The first time your child swears, you think that surely you misheard. I mean, yes, it was clear. And yes, the context was dead on. But where on earth could my cherub have learned such language?
And then, you giggle. Because although it’s wrong and bad and naughty and all that stuff we say to make ourselves seem like legit, on-the-level parents, it’s still f***ing funny.
BabyGirl picked up a bowl of chips the other day, and realised it was empty.
“Oh, bugger. All the chips are gone” she mumbled.
And then the dog ran through the room. “F*** it, dog, you nearly spilled my drink!”
I don’t swear in front of my children. I certainly don’t say it enough for them to pick it up.
It must be their dad.
Or their preschool.
Oh! Maybe it’s the neighbour.
It’s everyone but me, that’s for damn sure.
Goddammit, it’s occurred to me that maybe I say f***ing swearwords more than I bloody realise. Bugger it.
Swearing doesn’t have the stigma it used to, that’s for sure. I distinctly remember my sister telling me, when she was 13 and I was 11, that when I got to high school, I would learn that dick isn’t even a swear word. When she said it, I gasped, whispered, “don’t let mum hear you say that word!” and looked around furiously for mum to appear at the door in a way that Mums tend to do (it’s a sixth sense, you just know when your kids are misbehaving). My uber cool, 13 year old sister rolled her eyes at me. Children.

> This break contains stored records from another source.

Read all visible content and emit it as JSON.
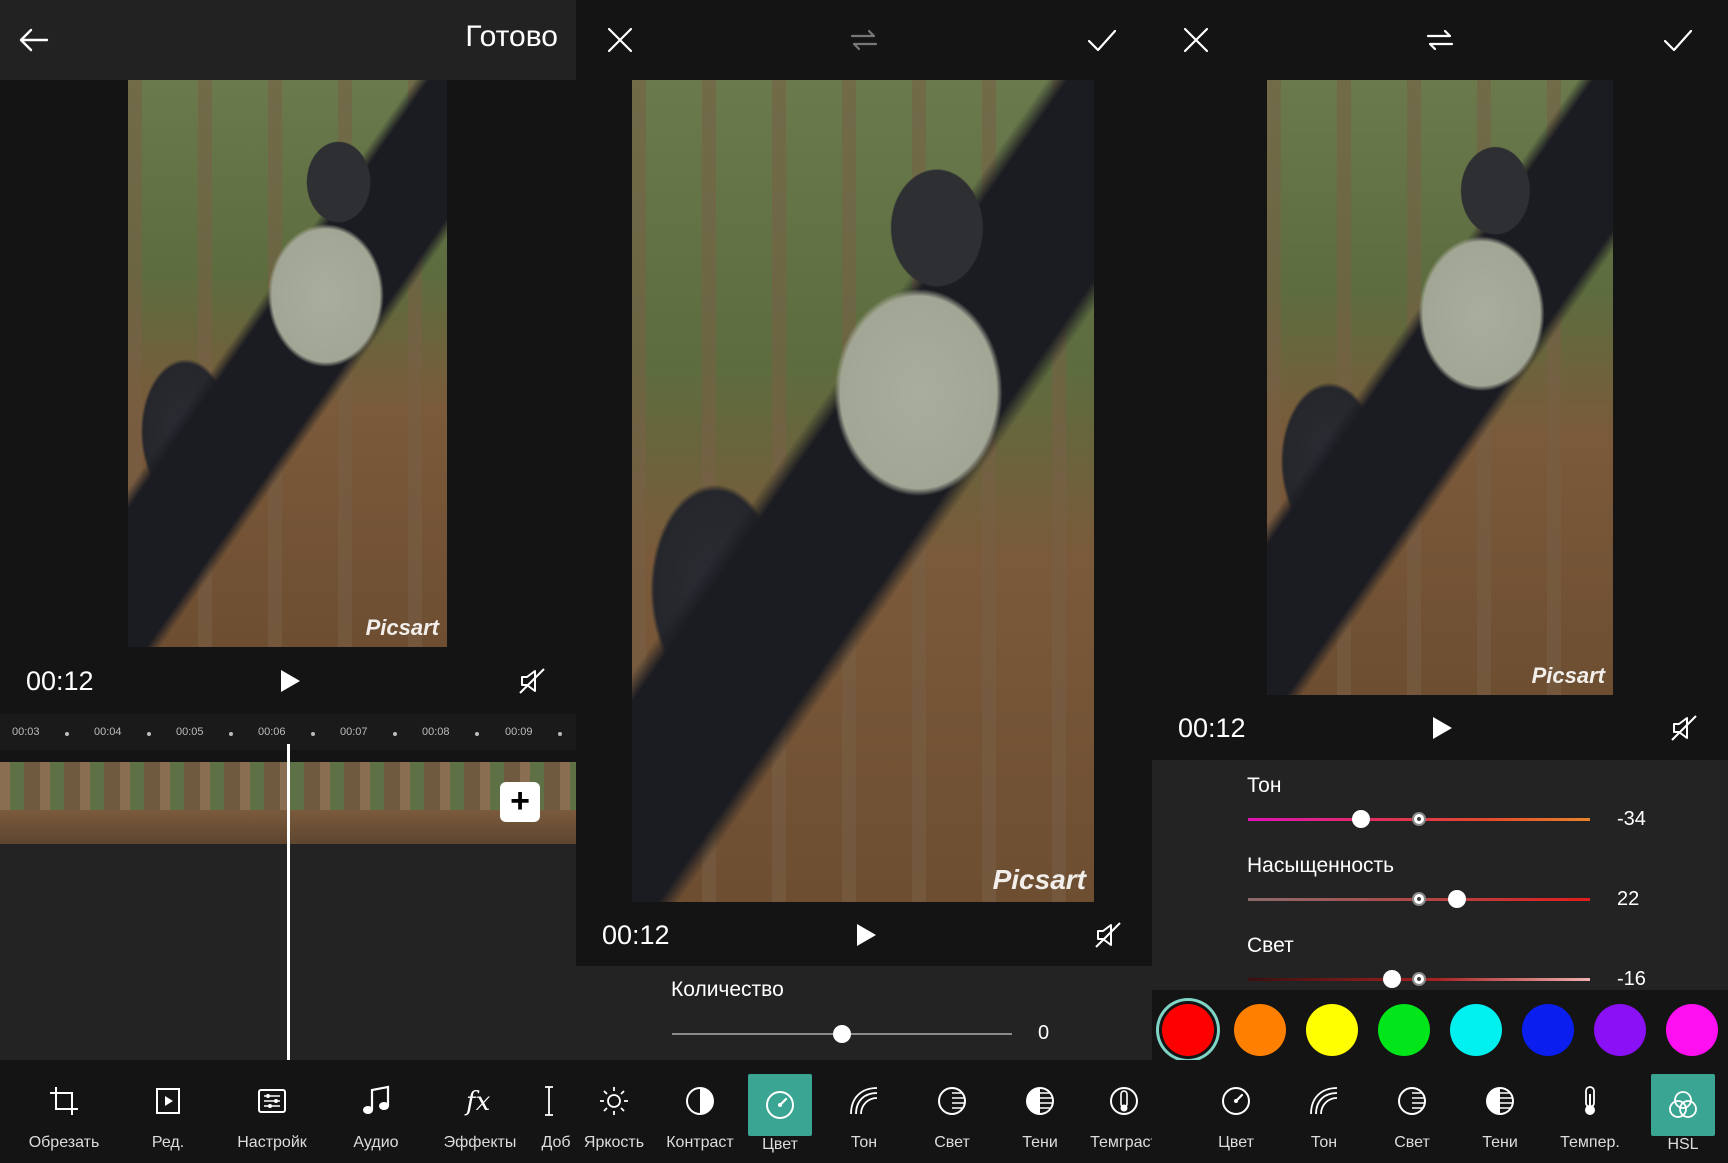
{
  "left_panel": {
    "done_label": "Готово",
    "watermark": "Picsart",
    "time": "00:12",
    "ruler_ticks": [
      "00:03",
      "00:04",
      "00:05",
      "00:06",
      "00:07",
      "00:08",
      "00:09"
    ],
    "add_clip": "+",
    "tools": [
      {
        "label": "Обрезать",
        "icon": "crop-icon"
      },
      {
        "label": "Ред.",
        "icon": "edit-clip-icon"
      },
      {
        "label": "Настройк",
        "icon": "adjust-icon"
      },
      {
        "label": "Аудио",
        "icon": "music-note-icon"
      },
      {
        "label": "Эффекты",
        "icon": "fx-icon"
      },
      {
        "label": "Доб",
        "icon": "add-icon"
      }
    ]
  },
  "middle_panel": {
    "watermark": "Picsart",
    "time": "00:12",
    "amount_label": "Количество",
    "amount_value": "0",
    "amount_position": 0.5,
    "tools": [
      {
        "label": "Яркость",
        "icon": "brightness-icon"
      },
      {
        "label": "Контраст",
        "icon": "contrast-icon"
      },
      {
        "label": "Цвет",
        "icon": "color-dial-icon",
        "active": true
      },
      {
        "label": "Тон",
        "icon": "tone-icon"
      },
      {
        "label": "Свет",
        "icon": "highlights-icon"
      },
      {
        "label": "Тени",
        "icon": "shadows-icon"
      },
      {
        "label": "Темграст",
        "icon": "temperature-icon"
      }
    ]
  },
  "right_panel": {
    "watermark": "Picsart",
    "time": "00:12",
    "hsl": [
      {
        "label": "Тон",
        "value": "-34",
        "knob": 0.33,
        "gradient": "linear-gradient(90deg,#e012b8,#e0305a 40%,#e44a2a 70%,#e8842c)"
      },
      {
        "label": "Насыщенность",
        "value": "22",
        "knob": 0.61,
        "gradient": "linear-gradient(90deg,#8c6b6b,#b04848 50%,#e31c1c)"
      },
      {
        "label": "Свет",
        "value": "-16",
        "knob": 0.42,
        "gradient": "linear-gradient(90deg,#3a0f0f,#a62222 55%,#f0b0b0)"
      }
    ],
    "swatches": [
      "#ff0000",
      "#ff7f00",
      "#ffff00",
      "#00e61a",
      "#00f0f0",
      "#0a1ef0",
      "#8a10f5",
      "#ff10f0"
    ],
    "tools": [
      {
        "label": "Цвет",
        "icon": "color-dial-icon"
      },
      {
        "label": "Тон",
        "icon": "tone-icon"
      },
      {
        "label": "Свет",
        "icon": "highlights-icon"
      },
      {
        "label": "Тени",
        "icon": "shadows-icon"
      },
      {
        "label": "Темпер.",
        "icon": "thermometer-icon"
      },
      {
        "label": "HSL",
        "icon": "hsl-icon",
        "active": true
      }
    ]
  }
}
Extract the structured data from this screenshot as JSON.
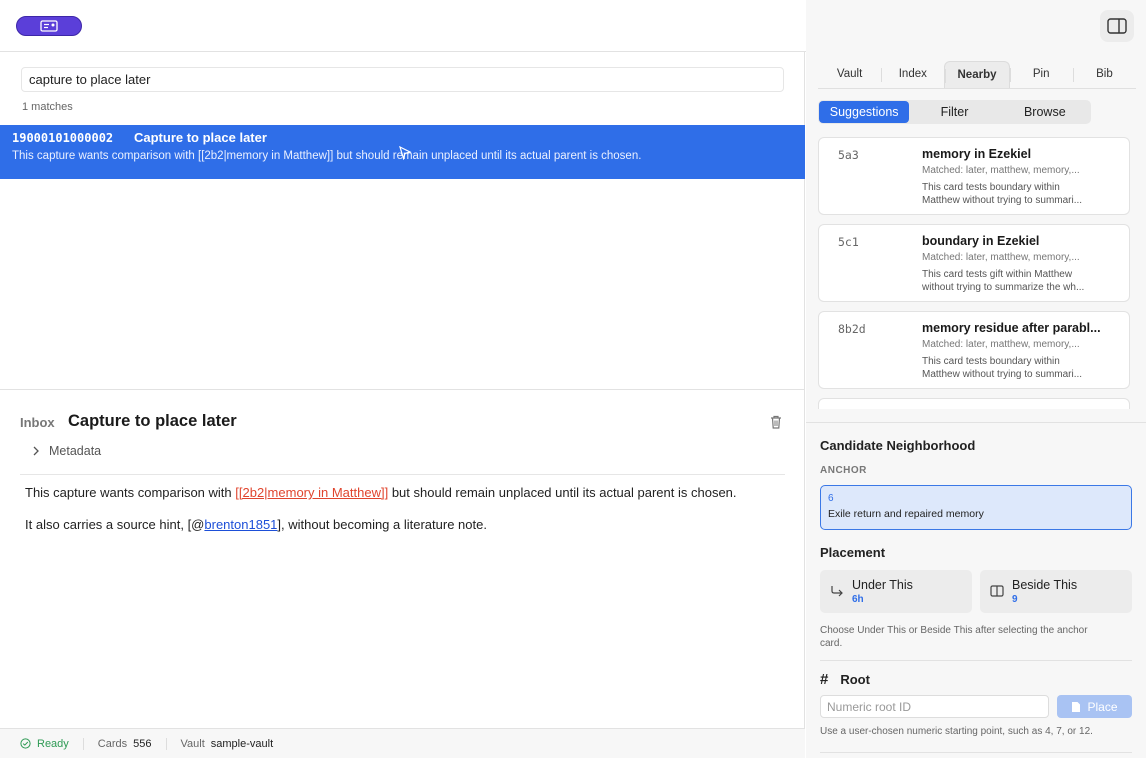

And then I went to high school and, well, I’ll be damned. Dick wasn’t a swear word.
And today, I say the occasional “shit” or “feck” in front of my mum, and she doesn’t seem too phased by it.
But that’s enough about me – back to my darling children.
I don’t know who taught them to swear, but shit, when I find that person, I will give them the Mum Glare to end all Mum Glares.
Because it’s not me, that’s for f***ing certain.
*shines parenting halo*